Capitalize and punctuate correctly. Avoid social media conventions. USING CAPITAL LETTERS IS TANTAMOUNT TO “SCREAMING,” while piling on exclamation marks verges more on child’s play than professional communication!!!!!!!!!!!!!!

Play it straight. It’s probably not as funny as you think. Written sarcasm falls flat.

Meredith has observed “an affectation, particularly among higher-level (personnel), to send emails with abbreviations, bad grammar, poor punctuation, etc.,” in order “to seem busy.” Do not emulate them.

Avoid offering personal religious and political opinions. Above all else, strive not to waste anyone’s precious time.

4) Improperly signing off can spoil an otherwise fine email. “Peace” is not on the long list of acceptable choices. “Best” seems totally safe.

End with a signature block including sender’s full name, contact information, and pertinent professional data.

5) Proof before sending. Reading it aloud is best. Are you fully aware of everyone the email is being sent to? Double-check cc and bcc functions.

6) Other points:

  • Remember this: Email lasts forever. You cannot take it back. Many fallen public figures wish they could.
  • Think “meta,” advises Meredith, meaning “not only who needs to see a piece of information, but who you want to know that you have sent an email about the information,” like administrators.
  • It is impolite not to respond. If busy, reply and say you’ll answer fully ASAP.
  • Many millennials, says Meredith, “are essentially abandoning email in favor or texting and tweeting,” so lab managers should alert all staff before sending emails.
  • Consider using email to thank people or recognize them for achievements, or as a statement of record to avoid misunderstandings, says Meredith.

Much ado is made about the communication preferences and other behaviors of different generations.

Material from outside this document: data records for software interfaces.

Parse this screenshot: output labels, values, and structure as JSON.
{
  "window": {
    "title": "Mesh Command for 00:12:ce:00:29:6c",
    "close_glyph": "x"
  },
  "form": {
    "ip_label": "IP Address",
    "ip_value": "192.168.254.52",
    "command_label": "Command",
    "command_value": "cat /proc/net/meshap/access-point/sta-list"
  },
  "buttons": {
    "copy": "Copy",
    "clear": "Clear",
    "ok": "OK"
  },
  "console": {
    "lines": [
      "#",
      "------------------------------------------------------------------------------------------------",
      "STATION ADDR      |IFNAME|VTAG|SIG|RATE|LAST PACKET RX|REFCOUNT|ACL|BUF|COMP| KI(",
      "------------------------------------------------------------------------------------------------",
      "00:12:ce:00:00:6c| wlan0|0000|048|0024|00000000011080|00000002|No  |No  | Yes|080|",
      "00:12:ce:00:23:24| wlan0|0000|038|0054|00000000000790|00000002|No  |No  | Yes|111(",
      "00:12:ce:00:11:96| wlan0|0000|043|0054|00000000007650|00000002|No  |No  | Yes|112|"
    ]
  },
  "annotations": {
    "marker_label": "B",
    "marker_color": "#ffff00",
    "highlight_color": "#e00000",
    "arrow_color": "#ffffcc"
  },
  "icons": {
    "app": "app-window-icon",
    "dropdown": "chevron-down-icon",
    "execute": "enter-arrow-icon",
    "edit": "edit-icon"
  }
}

The social media set seems more mischievous. Ask Mark Sarvary, director, Investigative Biology Laboratories at Cornell University, who oversees more than 800 18- and 19-yearold students and their graduate lab instructors.

When breeches of etiquette pop up, Sarvary hammers them down, as when a student digitally stalked a teaching assistant and complained to Sarvary when the instructor posted an “inappropriate” tattoo online, or when students objected to an instructor venting on Facebook about certain undergrads. Sarvary considered the former an invasion of privacy and the latter unethical.

The millennials’ embrace of social media is just one of their differences with baby boomers and Generation X (who came of age during the socially chaotic 1960s and 1970s). Millennials’ what’s-in-it-for-me approach can appear to fly in the face of etiquette’s emphasis on consideration of cohorts.

Sarvary’s students learn team building by working together in groups of three on projects. “So their collaboration affects their grade, and it teaches them proper etiquette because they cannot dominate the process,” he says.

Jim Austin, editor of the AAAS career development publication Science Careers, thinks the greater challenge for lab managers is multicultural, not intergenerational.

Different generations approach the challenge to build a life and career “from different directions, but our common challenges…have a homogenizing effect that tends to obliterate labels and early experience. We’re different, but we function in much the same way.

“The goal of any manager is to…get the most out of the team, with its unique composition. You do that by maintaining a focus on the common goal, ideally in a low-key way that allows room for personal/professional expression…. You deal with individuals, not groups…. Hire good people, and manage the people you have, and we’ll all be fine.”